Topic: College of Fine Arts
October 8, 2014
Earl Williams was most recently recognized at a Sept. 27 dinner commemorating the university's yearlong celebration of Emens' 50th anniversary season. An advocate for the arts in east central Indiana, he died Oct. 5 at age 85.
The Ball State community is saddened by the passing of Earl Williams, who for 25 years served as the first director of Emens Auditorium. An advocate for the arts in east central Indiana, he died Oct. 5 at age 85.
A Ball State graduate, Williams began his career at Emens in 1964, overseeing the auditorium's opening as the community's first major venue dedicated to the performing arts. In the years that followed, he was responsible for bringing hundreds of attractions — from Broadway shows and concert symphonies to comedians and musical artists — to the Emens stage. Upon Williams' retirement in 1989, Ball State trustees renamed the Emens lobby in his honor, citing his leadership as a major contributor to the auditorium's success during its first 25 years.
"Earl put our venue and program on the map in our industry and was highly respected by his peers in the field of performing arts presenters," said Bob Myers, Emens' current director. "I will always remember him as a wonderful storyteller with a great memory full of anecdotes about poignant and amusing experiences behind the stage."
Adds alumnus David Froenicke, who worked as Williams' assistant before taking over as Emens director upon his retirement: "Earl was known for his integrity and honesty.
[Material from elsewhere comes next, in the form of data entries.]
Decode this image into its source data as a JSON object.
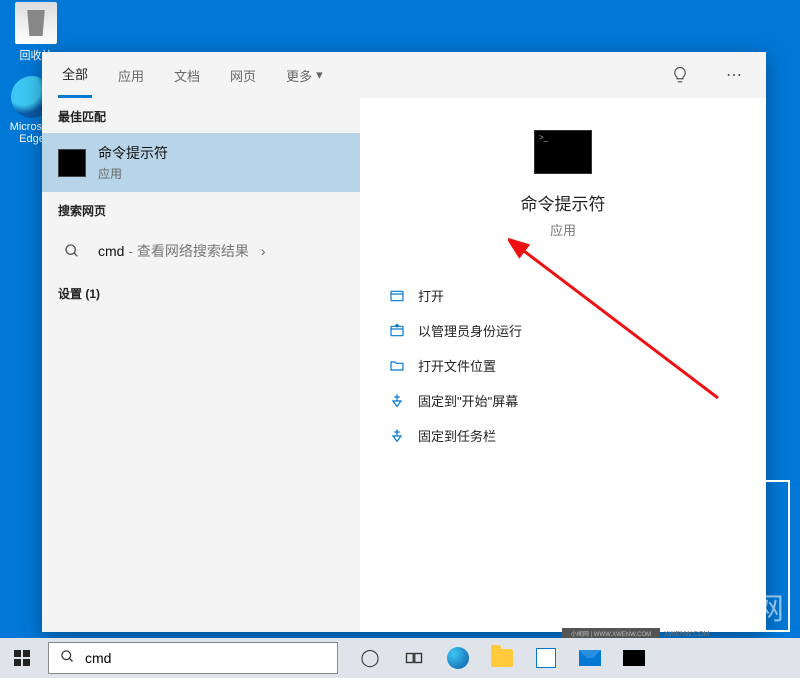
{
  "desktop": {
    "recycle_bin": "回收站",
    "edge": "Microsoft Edge"
  },
  "tabs": {
    "all": "全部",
    "apps": "应用",
    "docs": "文档",
    "web": "网页",
    "more": "更多"
  },
  "sections": {
    "best_match": "最佳匹配",
    "search_web": "搜索网页",
    "settings": "设置 (1)"
  },
  "best_match_item": {
    "title": "命令提示符",
    "sub": "应用"
  },
  "web_item": {
    "query": "cmd",
    "suffix": " - 查看网络搜索结果"
  },
  "detail": {
    "title": "命令提示符",
    "sub": "应用"
  },
  "actions": {
    "open": "打开",
    "run_admin": "以管理员身份运行",
    "open_location": "打开文件位置",
    "pin_start": "固定到\"开始\"屏幕",
    "pin_taskbar": "固定到任务栏"
  },
  "search": {
    "value": "cmd"
  },
  "watermark": "小闻网",
  "credit": "XWENW.COM"
}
In that way, he was much respected by the artists and their agents."
Williams was most recently recognized at a Sept. 27 dinner commemorating the university's yearlong celebration of Emens' 50th anniversary season. In 2002, he donated to the university's archives his collection of autographed photos of past Emens performers.